Soho and Lower East Side: beautiful architecture and fashion but not cheap
Williamsburg: very popular hipster neighborhood- you decide if that’s a good thing.
Greenpoint: yoga studios, bars, parks and a melting pot of people. Good for a young crowd that appreciate some chill time.
Traditional heart of African American culture, well connected to Manhattan. Come for the soul food, jazz, theaters and churches.
If you’re happy being a little further from Manhattan Queens is quietly cool. The biggest borough, it’s more affordable and has the best food from all over the world. There’s even a good beach you can surf at Rockaway Beach.
Want to work but need to save some $$? Use hotel lobbies instead of paying for day passes at fancy coworking spaces or overpriced coffees in noisy cafés. Lobbies are usually quiet and comfortable with reliable WiFi. Just pick one near you and try a couple to see which one works for you.
We can specifically recommend:
- Arlo Hotel is one of the better ones in NoMad, and the Ace Hotel
- Joe & The Juice has many locations, good wifi, but is a bit noisy.
- Starbucks is lame, but it works in a pinch and they're everywhere
"Save some $$ on stupid things to blow it on drinks" - Adrian Solgaard, CEO of Solgaard
- The subway is almost always faster than taking taxis - if your route is direct-ish
- If you decide to take a taxi anyway: take the yellow taxis instead of Ubers - they're cheaper now (as of Fall 2021)
- If you're feeling adventurous, take Citi-Bikes. They are rentable and drop offs/pickups are everywhere. Every ride is free with the annual membership ($200) or if you buy a weeklong pass you pay approximately $25 for unlimited 45-minute rides.
Long Story Short
For a city with more than 18,000 restaurants there is always going to be something more to discover and that's the joy of New York.

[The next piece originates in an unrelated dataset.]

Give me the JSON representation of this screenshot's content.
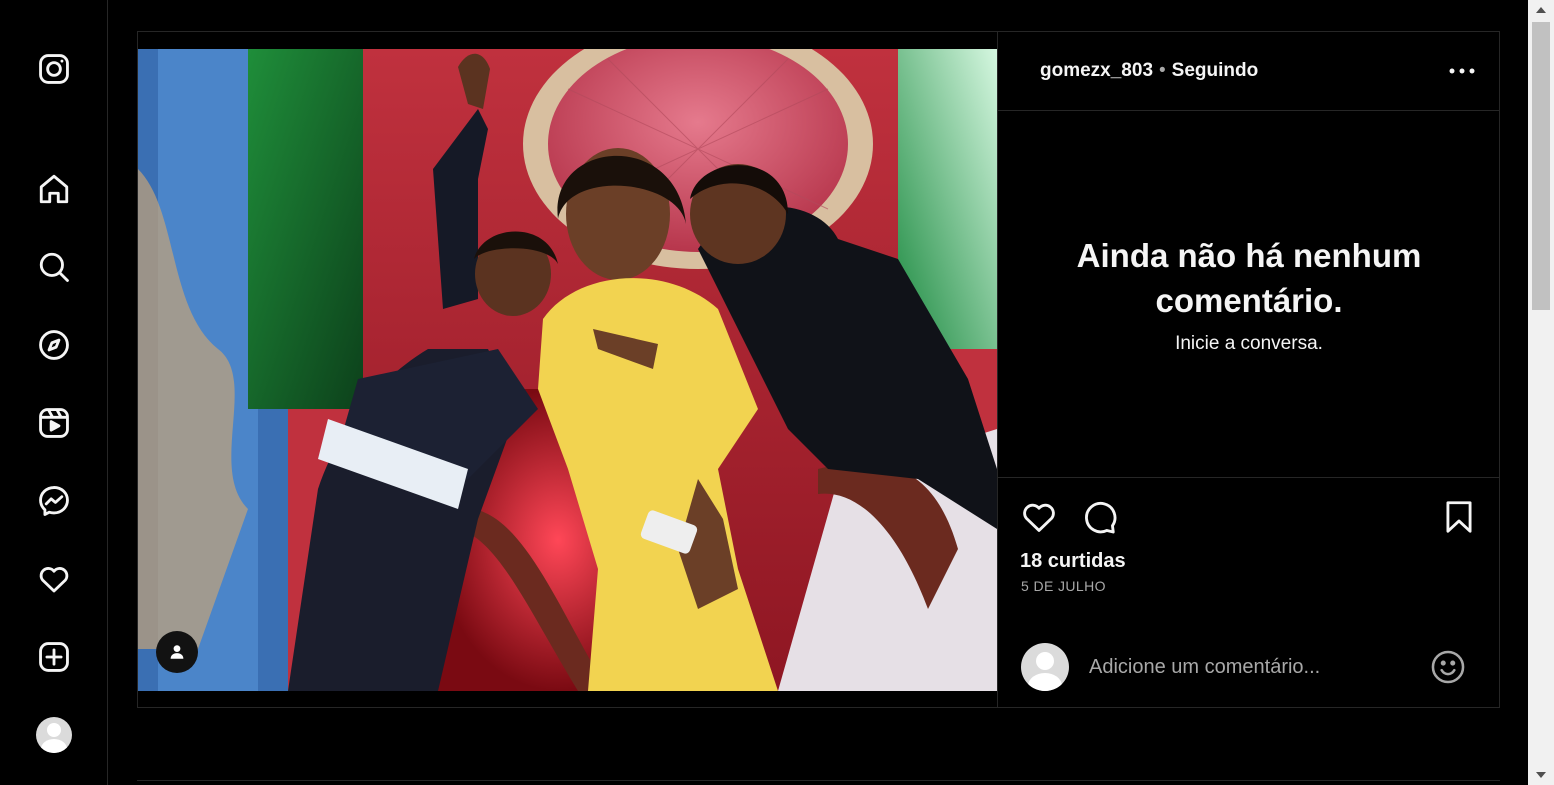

Like Alicia Keys’ awkward lyric, it’s the concrete jungle where dreams are made of, it never goes to sleep and it’s all out there waiting for you to discover. We hope we’ve helped a little!